Students should avoid dominating the conversation, ensure that all students have an opportunity to talk, and avoid interrupting other students when they are talking. If you disagree with a classmate's viewpoint, you can express yourself politely and considerately. Students never raise their voices, use profanity, engage in name-calling or use derogatory language.

4 Paying Attention

Not paying attention in class is rude to the instructor and distracting to other students. Students should not use their computers for anything other than taking notes and avoid reading other material, doing their homework, cleaning out their backpack or sleeping during class. Although some professors may allow drinks and small snacks in class, students should avoid large meals or noisy foods.

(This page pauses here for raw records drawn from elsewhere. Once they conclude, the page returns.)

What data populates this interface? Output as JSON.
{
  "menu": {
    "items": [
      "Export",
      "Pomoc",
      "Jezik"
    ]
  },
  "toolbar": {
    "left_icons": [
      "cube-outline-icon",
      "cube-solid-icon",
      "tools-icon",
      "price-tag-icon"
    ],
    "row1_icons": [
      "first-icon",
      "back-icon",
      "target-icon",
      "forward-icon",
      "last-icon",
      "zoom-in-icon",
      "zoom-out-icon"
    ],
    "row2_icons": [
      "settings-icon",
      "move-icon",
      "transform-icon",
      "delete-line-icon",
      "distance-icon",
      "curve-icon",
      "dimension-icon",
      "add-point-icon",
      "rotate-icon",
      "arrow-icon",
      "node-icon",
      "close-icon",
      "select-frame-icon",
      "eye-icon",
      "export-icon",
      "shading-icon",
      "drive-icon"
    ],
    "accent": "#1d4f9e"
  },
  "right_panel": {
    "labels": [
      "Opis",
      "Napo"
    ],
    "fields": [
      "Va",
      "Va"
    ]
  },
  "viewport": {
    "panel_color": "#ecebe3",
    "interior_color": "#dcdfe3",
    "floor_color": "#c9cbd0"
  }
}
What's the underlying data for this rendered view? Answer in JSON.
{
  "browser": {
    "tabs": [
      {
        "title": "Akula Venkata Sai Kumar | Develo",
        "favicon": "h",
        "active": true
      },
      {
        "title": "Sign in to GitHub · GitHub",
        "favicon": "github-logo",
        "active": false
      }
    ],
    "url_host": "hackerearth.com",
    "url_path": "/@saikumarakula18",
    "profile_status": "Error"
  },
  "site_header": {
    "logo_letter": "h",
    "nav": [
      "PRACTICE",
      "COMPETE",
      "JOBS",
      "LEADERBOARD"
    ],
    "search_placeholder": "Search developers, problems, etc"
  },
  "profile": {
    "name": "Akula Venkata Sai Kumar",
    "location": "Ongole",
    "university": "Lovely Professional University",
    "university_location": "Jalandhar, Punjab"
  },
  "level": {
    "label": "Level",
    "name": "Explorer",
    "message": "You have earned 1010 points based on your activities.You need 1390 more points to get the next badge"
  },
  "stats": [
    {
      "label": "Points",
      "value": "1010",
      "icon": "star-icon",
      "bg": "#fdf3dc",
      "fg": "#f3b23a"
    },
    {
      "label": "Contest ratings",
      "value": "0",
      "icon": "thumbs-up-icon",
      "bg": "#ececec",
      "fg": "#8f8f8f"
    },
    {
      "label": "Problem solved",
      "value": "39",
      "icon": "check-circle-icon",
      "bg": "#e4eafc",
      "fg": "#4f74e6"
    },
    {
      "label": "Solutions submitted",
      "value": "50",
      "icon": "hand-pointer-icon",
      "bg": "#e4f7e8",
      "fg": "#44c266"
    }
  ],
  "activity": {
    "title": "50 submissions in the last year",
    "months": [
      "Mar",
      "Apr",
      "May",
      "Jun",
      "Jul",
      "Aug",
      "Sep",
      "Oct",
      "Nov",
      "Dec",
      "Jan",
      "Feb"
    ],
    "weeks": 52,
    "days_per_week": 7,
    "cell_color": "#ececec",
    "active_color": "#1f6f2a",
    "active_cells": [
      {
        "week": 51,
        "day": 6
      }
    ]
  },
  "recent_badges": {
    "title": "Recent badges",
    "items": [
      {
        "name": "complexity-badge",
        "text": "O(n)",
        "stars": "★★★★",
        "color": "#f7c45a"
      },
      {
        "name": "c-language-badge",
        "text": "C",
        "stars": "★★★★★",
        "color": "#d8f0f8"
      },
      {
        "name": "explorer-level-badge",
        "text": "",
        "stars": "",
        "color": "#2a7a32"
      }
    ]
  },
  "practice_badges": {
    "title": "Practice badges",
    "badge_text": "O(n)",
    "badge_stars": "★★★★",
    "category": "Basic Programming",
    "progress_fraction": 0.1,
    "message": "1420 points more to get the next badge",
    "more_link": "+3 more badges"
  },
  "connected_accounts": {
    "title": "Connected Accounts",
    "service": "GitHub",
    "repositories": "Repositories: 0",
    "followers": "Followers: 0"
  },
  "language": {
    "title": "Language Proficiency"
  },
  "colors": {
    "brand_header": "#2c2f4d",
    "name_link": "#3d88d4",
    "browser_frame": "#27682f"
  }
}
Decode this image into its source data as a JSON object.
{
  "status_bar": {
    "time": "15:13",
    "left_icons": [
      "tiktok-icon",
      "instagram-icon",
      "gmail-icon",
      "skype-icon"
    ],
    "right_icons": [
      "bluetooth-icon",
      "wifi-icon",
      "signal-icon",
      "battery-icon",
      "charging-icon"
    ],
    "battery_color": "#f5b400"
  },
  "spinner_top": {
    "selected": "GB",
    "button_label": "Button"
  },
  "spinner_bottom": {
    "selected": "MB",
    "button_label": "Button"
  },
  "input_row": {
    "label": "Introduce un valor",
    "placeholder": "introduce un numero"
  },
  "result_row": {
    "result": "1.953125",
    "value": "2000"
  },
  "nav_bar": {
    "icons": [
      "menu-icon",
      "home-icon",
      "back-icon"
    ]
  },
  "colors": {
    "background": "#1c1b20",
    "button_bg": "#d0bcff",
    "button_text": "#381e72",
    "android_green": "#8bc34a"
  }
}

5 Ending Class

Students should not leave class early except in emergencies. If a student must leave early, he can inform the professor in advance and sit near the door. In addition, standing up or putting notebooks and papers away before class ends distracts other students from the professor's last words. Finally, students should take all their trash with them.

6 Communicating With Instructors

Students should communicate with instructors in a polite and professional manner. Most instructors encourage students to ask questions in class, but students should use the professor's office hours instead if their question relates to their own paper or project rather than course content. In addition, students should not interrupt instructors at lunch or during other personal time to ask questions. When emailing your instructor, you should address her properly, mention which class you are taking, use standard English and ask your question clearly and briefly.

Rebekah Richards is a professional writer with work published in the "Atlanta Journal-Constitution," "Brandeis University Law Journal" and online at She graduated magna cum laude from Brandeis University with bachelor's degrees in creative writing, English/American literature and international studies. Richards earned a master's degree at Carnegie Mellon University.